▸ **Stored data**:
------------------------------------------------------------------------

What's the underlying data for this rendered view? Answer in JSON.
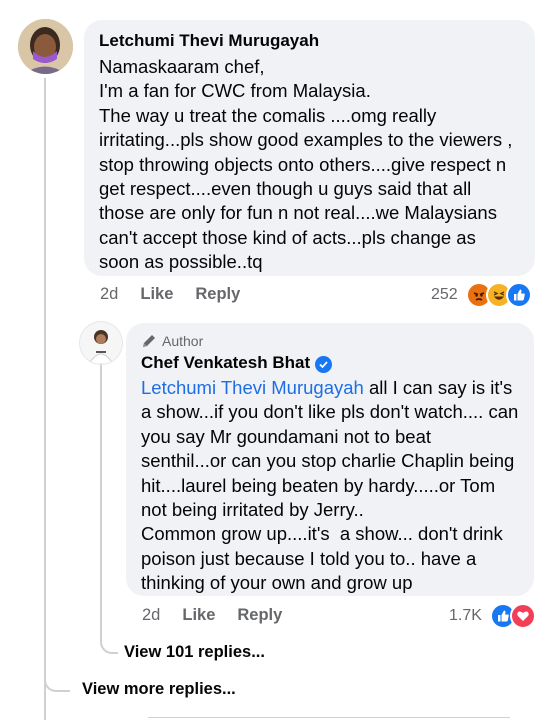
{
  "comment": {
    "author": "Letchumi Thevi Murugayah",
    "text": "Namaskaaram chef,\nI'm a fan for CWC from Malaysia.\nThe way u treat the comalis ....omg really irritating...pls show good examples to the viewers , stop throwing objects onto others....give respect n get respect....even though u guys said that all those are only for fun n not real....we Malaysians can't accept those kind of acts...pls change as soon as possible..tq",
    "time": "2d",
    "like_label": "Like",
    "reply_label": "Reply",
    "reaction_count": "252",
    "reactions": [
      "angry-icon",
      "haha-icon",
      "like-icon"
    ]
  },
  "reply": {
    "badge": "Author",
    "author": "Chef Venkatesh Bhat",
    "mention": "Letchumi Thevi Murugayah",
    "text": " all I can say is it's a show...if you don't like pls don't watch.... can you say Mr goundamani not to beat senthil...or can you stop charlie Chaplin being hit....laurel being beaten by hardy.....or Tom not being irritated by Jerry..\nCommon grow up....it's  a show... don't drink poison just because I told you to.. have a thinking of your own and grow up",
    "time": "2d",
    "like_label": "Like",
    "reply_label": "Reply",
    "reaction_count": "1.7K",
    "reactions": [
      "like-icon",
      "love-icon"
    ]
  },
  "view_replies": "View 101 replies...",
  "view_more": "View more replies...",
  "colors": {
    "bubble": "#f0f2f5",
    "mention": "#1d6ee6",
    "secondary_text": "#65676b",
    "like_blue": "#1877f2",
    "love_red": "#f33e58",
    "angry_orange": "#e9710f",
    "haha_yellow": "#f7b125"
  }
}
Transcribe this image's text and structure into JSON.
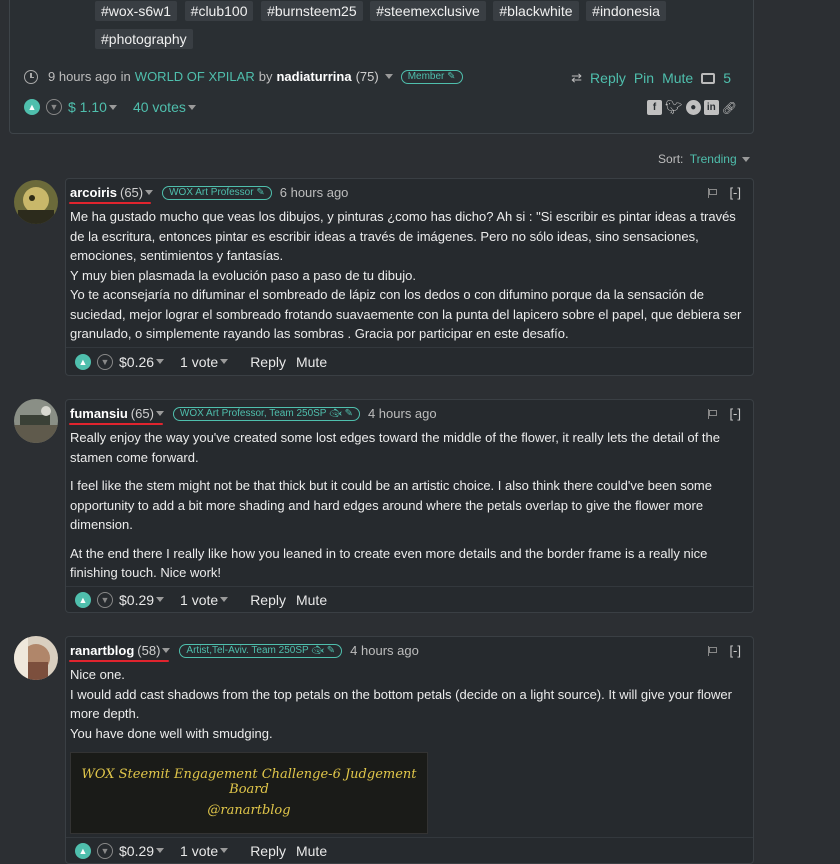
{
  "post": {
    "tags": [
      "#wox-s6w1",
      "#club100",
      "#burnsteem25",
      "#steemexclusive",
      "#blackwhite",
      "#indonesia",
      "#photography"
    ],
    "time_ago": "9 hours ago",
    "in_text": "in",
    "community": "WORLD OF XPILAR",
    "by_text": "by",
    "author": "nadiaturrina",
    "reputation": "(75)",
    "badge": "Member",
    "reply_label": "Reply",
    "pin_label": "Pin",
    "mute_label": "Mute",
    "comment_count": "5",
    "payout": "$ 1.10",
    "votes": "40 votes",
    "share_icons": [
      "facebook-icon",
      "twitter-icon",
      "reddit-icon",
      "linkedin-icon",
      "link-icon"
    ]
  },
  "sort": {
    "label": "Sort:",
    "value": "Trending"
  },
  "comments": [
    {
      "author": "arcoiris",
      "reputation": "(65)",
      "badge": "WOX Art Professor",
      "time_ago": "6 hours ago",
      "collapse": "[-]",
      "body": [
        "Me ha gustado mucho que veas los dibujos, y pinturas ¿como has dicho? Ah si : \"Si escribir es pintar ideas a través de la escritura, entonces pintar es escribir ideas a través de imágenes. Pero no sólo ideas, sino sensaciones, emociones, sentimientos y fantasías.",
        "Y muy bien plasmada la evolución paso a paso de tu dibujo.",
        "Yo te aconsejaría no difuminar el sombreado de lápiz con los dedos o con difumino porque da la sensación de suciedad, mejor lograr el sombreado frotando suavaemente con la punta del lapicero sobre el papel, que debiera ser granulado, o simplemente rayando las sombras . Gracia por participar en este desafío."
      ],
      "payout": "$0.26",
      "votes": "1 vote",
      "reply_label": "Reply",
      "mute_label": "Mute"
    },
    {
      "author": "fumansiu",
      "reputation": "(65)",
      "badge": "WOX Art Professor, Team 250SP",
      "time_ago": "4 hours ago",
      "collapse": "[-]",
      "body": [
        "Really enjoy the way you've created some lost edges toward the middle of the flower, it really lets the detail of the stamen come forward.",
        "I feel like the stem might not be that thick but it could be an artistic choice. I also think there could've been some opportunity to add a bit more shading and hard edges around where the petals overlap to give the flower more dimension.",
        "At the end there I really like how you leaned in to create even more details and the border frame is a really nice finishing touch. Nice work!"
      ],
      "payout": "$0.29",
      "votes": "1 vote",
      "reply_label": "Reply",
      "mute_label": "Mute"
    },
    {
      "author": "ranartblog",
      "reputation": "(58)",
      "badge": "Artist,Tel-Aviv. Team 250SP",
      "time_ago": "4 hours ago",
      "collapse": "[-]",
      "body": [
        "Nice one.",
        "I would add cast shadows from the top petals on the bottom petals (decide on a light source). It will give your flower more depth.",
        "You have done well with smudging."
      ],
      "banner_line1": "WOX Steemit Engagement Challenge-6 Judgement Board",
      "banner_line2": "@ranartblog",
      "payout": "$0.29",
      "votes": "1 vote",
      "reply_label": "Reply",
      "mute_label": "Mute"
    }
  ],
  "colors": {
    "accent": "#4fbfad",
    "background": "#2c2f33",
    "underline": "#e0242e"
  }
}
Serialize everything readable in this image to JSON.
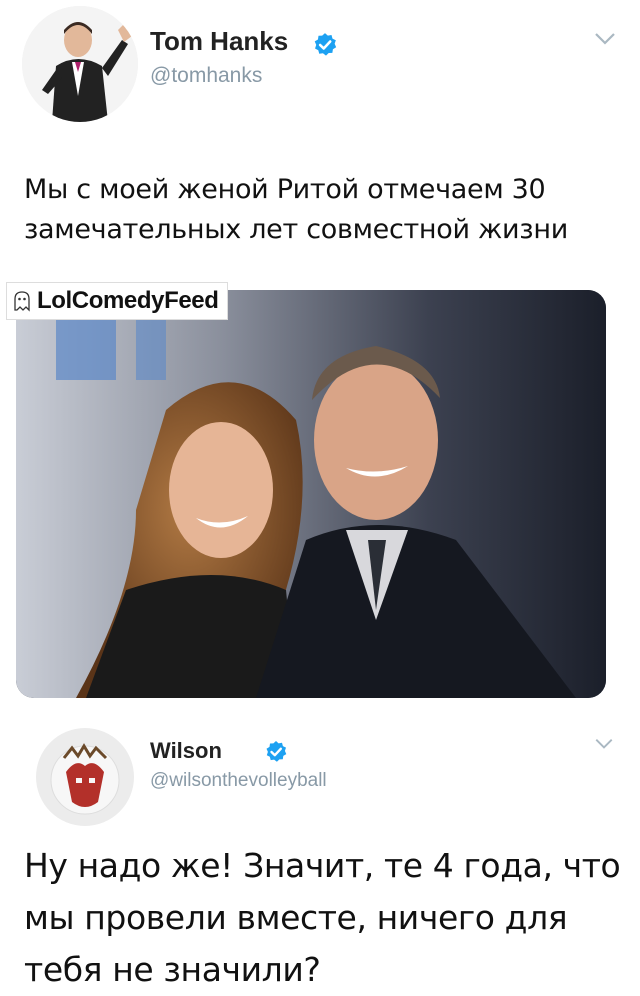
{
  "tweet": {
    "author_name": "Tom Hanks",
    "author_handle": "@tomhanks",
    "text": "Мы с моей женой Ритой отмечаем 30 замечательных лет совместной жизни",
    "verified_icon": "verified-badge-icon",
    "menu_icon": "chevron-down-icon"
  },
  "photo": {
    "watermark": "LolComedyFeed"
  },
  "reply": {
    "author_name": "Wilson",
    "author_handle": "@wilsonthevolleyball",
    "text": "Ну надо же! Значит, те 4 года, что мы провели вместе, ничего для тебя не значили?",
    "verified_icon": "verified-badge-icon",
    "menu_icon": "chevron-down-icon"
  },
  "colors": {
    "verified_blue": "#1da1f2",
    "handle_gray": "#8899a6"
  }
}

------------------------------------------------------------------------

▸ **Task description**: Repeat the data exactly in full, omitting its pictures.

▸ **Output for this exercise**:
What's the underlying data for this rendered view? Answer in JSON.
{
  "comment": {
    "author": "Letchumi Thevi Murugayah",
    "text": "Namaskaaram chef,\nI'm a fan for CWC from Malaysia.\nThe way u treat the comalis ....omg really irritating...pls show good examples to the viewers , stop throwing objects onto others....give respect n get respect....even though u guys said that all those are only for fun n not real....we Malaysians can't accept those kind of acts...pls change as soon as possible..tq",
    "time": "2d",
    "like_label": "Like",
    "reply_label": "Reply",
    "reaction_count": "252",
    "reactions": [
      "angry-icon",
      "haha-icon",
      "like-icon"
    ]
  },
  "reply": {
    "badge": "Author",
    "author": "Chef Venkatesh Bhat",
    "mention": "Letchumi Thevi Murugayah",
    "text": " all I can say is it's a show...if you don't like pls don't watch.... can you say Mr goundamani not to beat senthil...or can you stop charlie Chaplin being hit....laurel being beaten by hardy.....or Tom not being irritated by Jerry..\nCommon grow up....it's  a show... don't drink poison just because I told you to.. have a thinking of your own and grow up",
    "time": "2d",
    "like_label": "Like",
    "reply_label": "Reply",
    "reaction_count": "1.7K",
    "reactions": [
      "like-icon",
      "love-icon"
    ]
  },
  "view_replies": "View 101 replies...",
  "view_more": "View more replies...",
  "colors": {
    "bubble": "#f0f2f5",
    "mention": "#1d6ee6",
    "secondary_text": "#65676b",
    "like_blue": "#1877f2",
    "love_red": "#f33e58",
    "angry_orange": "#e9710f",
    "haha_yellow": "#f7b125"
  }
}
Transcribe this image's text and structure into JSON.
{
  "post": {
    "tags": [
      "#wox-s6w1",
      "#club100",
      "#burnsteem25",
      "#steemexclusive",
      "#blackwhite",
      "#indonesia",
      "#photography"
    ],
    "time_ago": "9 hours ago",
    "in_text": "in",
    "community": "WORLD OF XPILAR",
    "by_text": "by",
    "author": "nadiaturrina",
    "reputation": "(75)",
    "badge": "Member",
    "reply_label": "Reply",
    "pin_label": "Pin",
    "mute_label": "Mute",
    "comment_count": "5",
    "payout": "$ 1.10",
    "votes": "40 votes",
    "share_icons": [
      "facebook-icon",
      "twitter-icon",
      "reddit-icon",
      "linkedin-icon",
      "link-icon"
    ]
  },
  "sort": {
    "label": "Sort:",
    "value": "Trending"
  },
  "comments": [
    {
      "author": "arcoiris",
      "reputation": "(65)",
      "badge": "WOX Art Professor",
      "time_ago": "6 hours ago",
      "collapse": "[-]",
      "body": [
        "Me ha gustado mucho que veas los dibujos, y pinturas ¿como has dicho? Ah si : \"Si escribir es pintar ideas a través de la escritura, entonces pintar es escribir ideas a través de imágenes. Pero no sólo ideas, sino sensaciones, emociones, sentimientos y fantasías.",
        "Y muy bien plasmada la evolución paso a paso de tu dibujo.",
        "Yo te aconsejaría no difuminar el sombreado de lápiz con los dedos o con difumino porque da la sensación de suciedad, mejor lograr el sombreado frotando suavaemente con la punta del lapicero sobre el papel, que debiera ser granulado, o simplemente rayando las sombras . Gracia por participar en este desafío."
      ],
      "payout": "$0.26",
      "votes": "1 vote",
      "reply_label": "Reply",
      "mute_label": "Mute"
    },
    {
      "author": "fumansiu",
      "reputation": "(65)",
      "badge": "WOX Art Professor, Team 250SP",
      "time_ago": "4 hours ago",
      "collapse": "[-]",
      "body": [
        "Really enjoy the way you've created some lost edges toward the middle of the flower, it really lets the detail of the stamen come forward.",
        "I feel like the stem might not be that thick but it could be an artistic choice. I also think there could've been some opportunity to add a bit more shading and hard edges around where the petals overlap to give the flower more dimension.",
        "At the end there I really like how you leaned in to create even more details and the border frame is a really nice finishing touch. Nice work!"
      ],
      "payout": "$0.29",
      "votes": "1 vote",
      "reply_label": "Reply",
      "mute_label": "Mute"
    },
    {
      "author": "ranartblog",
      "reputation": "(58)",
      "badge": "Artist,Tel-Aviv. Team 250SP",
      "time_ago": "4 hours ago",
      "collapse": "[-]",
      "body": [
        "Nice one.",
        "I would add cast shadows from the top petals on the bottom petals (decide on a light source). It will give your flower more depth.",
        "You have done well with smudging."
      ],
      "banner_line1": "WOX Steemit Engagement Challenge-6 Judgement Board",
      "banner_line2": "@ranartblog",
      "payout": "$0.29",
      "votes": "1 vote",
      "reply_label": "Reply",
      "mute_label": "Mute"
    }
  ],
  "colors": {
    "accent": "#4fbfad",
    "background": "#2c2f33",
    "underline": "#e0242e"
  }
}
Serialize everything readable in this image to JSON.
{
  "tweet": {
    "author_name": "Tom Hanks",
    "author_handle": "@tomhanks",
    "text": "Мы с моей женой Ритой отмечаем 30 замечательных лет совместной жизни",
    "verified_icon": "verified-badge-icon",
    "menu_icon": "chevron-down-icon"
  },
  "photo": {
    "watermark": "LolComedyFeed"
  },
  "reply": {
    "author_name": "Wilson",
    "author_handle": "@wilsonthevolleyball",
    "text": "Ну надо же! Значит, те 4 года, что мы провели вместе, ничего для тебя не значили?",
    "verified_icon": "verified-badge-icon",
    "menu_icon": "chevron-down-icon"
  },
  "colors": {
    "verified_blue": "#1da1f2",
    "handle_gray": "#8899a6"
  }
}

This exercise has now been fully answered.